The Educational Process
We saw the value of working with Fable in the processes the learners follow.
Some of the students found it cool to get immediate feedback, while others found it rewarding to act in the roles of “product owners” and developers.
Most of them also liked the learning strategy “trial and error”, where the understanding of true and false gave students the motivation to keep trying and not give up. The students were challenged in troubleshooting, planning, execution and collaboration.
As Olivia says about her students:
“I find that some of the students who sometimes can’t sit still for more than 10 seconds suddenly sit concentrated for 2 hours, without taking breaks even if there is a break. It’s pretty crazy what it can do to have a job you want the robot to do and want it to succeed. I also find that those who usually work together would like to work separately, as they know they usually disturb each other, and here would like extra focus. And it’s not just something I say, it’s what I experience. ”
Our didactic expert, Jacob Kiellberg, visited School of Slotsvænget where he held a workshop with Magnus Pedersen:
“Doing what we usually do was put to shame the day Jacob Kiellberg from Shape Robotics came, partly because he presented the students with something new and potentially difficult in a warm and vibrant way. Moreover, he is helped by a charming and functional robot. In addition to Jacob’s straightforward approach, Fable robot’s design made it very easy for the kids to get started with building something that worked. Something as simple as being able to assemble a robot makes the process of learning fun and playful, instead of something you should be nervous about or even afraid of. “
Magnus continues: “In the work of programming it is important to set the mindset that we actively choose to work with trial and error, and to be able to fail and not see it as a failure, but an opportunity to change and test again. This is unusual for many children, which is why the instant feedback in coding is really valuable. ”
What we observed when visiting these schools was how well these learners worked together. The children are often forced to cooperate when working with Fable, and the robot becomes a kind of common third. We observed that they could not stop sharing knowledge, and “peer to peer” came into play.
During our visit to the schools, we found that the students were very open to challenges and needed less help from the teachers, after the experience they had with Fable.
As Magnus says:
“The students were challenged to come up with problems that could be solved with robots, both in general, but also specific tasks where Fable is shown as a solution. Based on the examples available on Shape Robotics’ website, on Youtube and Workbench, students can easily see through functions and possibilities in the various builds of the robot and last but not least how to link programming with hardware. My students built a trash-robot that could find a trash can, cars that could find obstacles and a robot that could sort M&M’s by color. If they are not the future workforce, then I don’t know what else to call them!“
Playful learning is an approach all children can benefit from, when working with STEAM subjects. The teacher Magnus explains how the construction of the hardware combined with the software gives the students a playful learning environment that enhances the work with technology.
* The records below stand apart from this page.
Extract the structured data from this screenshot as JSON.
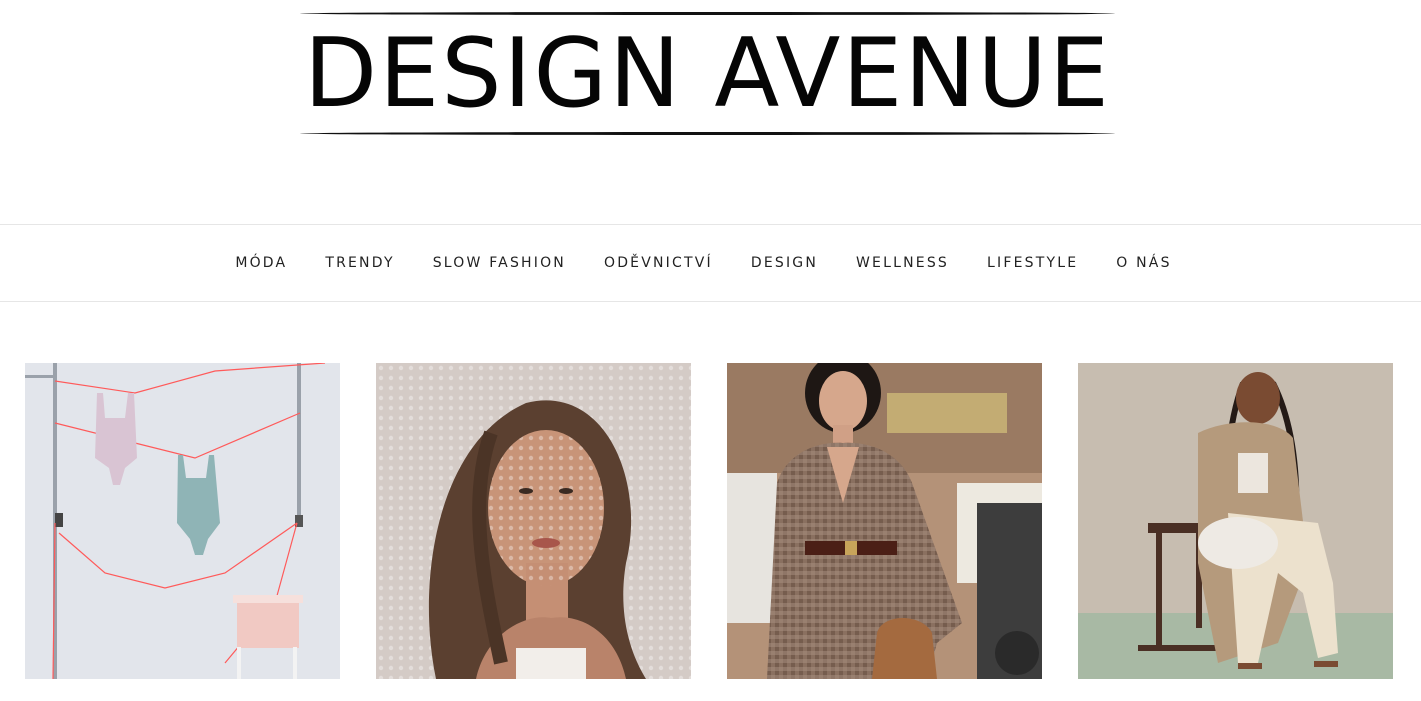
{
  "site": {
    "logo_text": "DESIGN AVENUE"
  },
  "nav": {
    "items": [
      {
        "label": "MÓDA"
      },
      {
        "label": "TRENDY"
      },
      {
        "label": "SLOW FASHION"
      },
      {
        "label": "ODĚVNICTVÍ"
      },
      {
        "label": "DESIGN"
      },
      {
        "label": "WELLNESS"
      },
      {
        "label": "LIFESTYLE"
      },
      {
        "label": "O NÁS"
      }
    ]
  },
  "posts": [
    {
      "image": "bodysuits-on-clothesline-photo"
    },
    {
      "image": "woman-lace-shadow-portrait-photo"
    },
    {
      "image": "woman-checked-blazer-street-photo"
    },
    {
      "image": "woman-braids-chair-photo"
    }
  ]
}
“Technology as a subject can be supported with methods and subjects, but also with hardware and the right approach to research. With Fable robot, Shape Robotics has developed a hardware product that supports a playful and investigative approach to technology. The “lego-like” construction method helps the students dare to experiment, making meaningless mistakes, as everything can be changed in an instant and without consequences. The same goes for the Blockly programming interface.
There is a schism in how to make the best education for “my” kids. They usually work best in familiar settings, with adults they are comfortable around and clearly defined tasks. At the same time, they must be able to be curious and investigative, be able to define a problem themselves and be part of group work and develop their own solutions. ”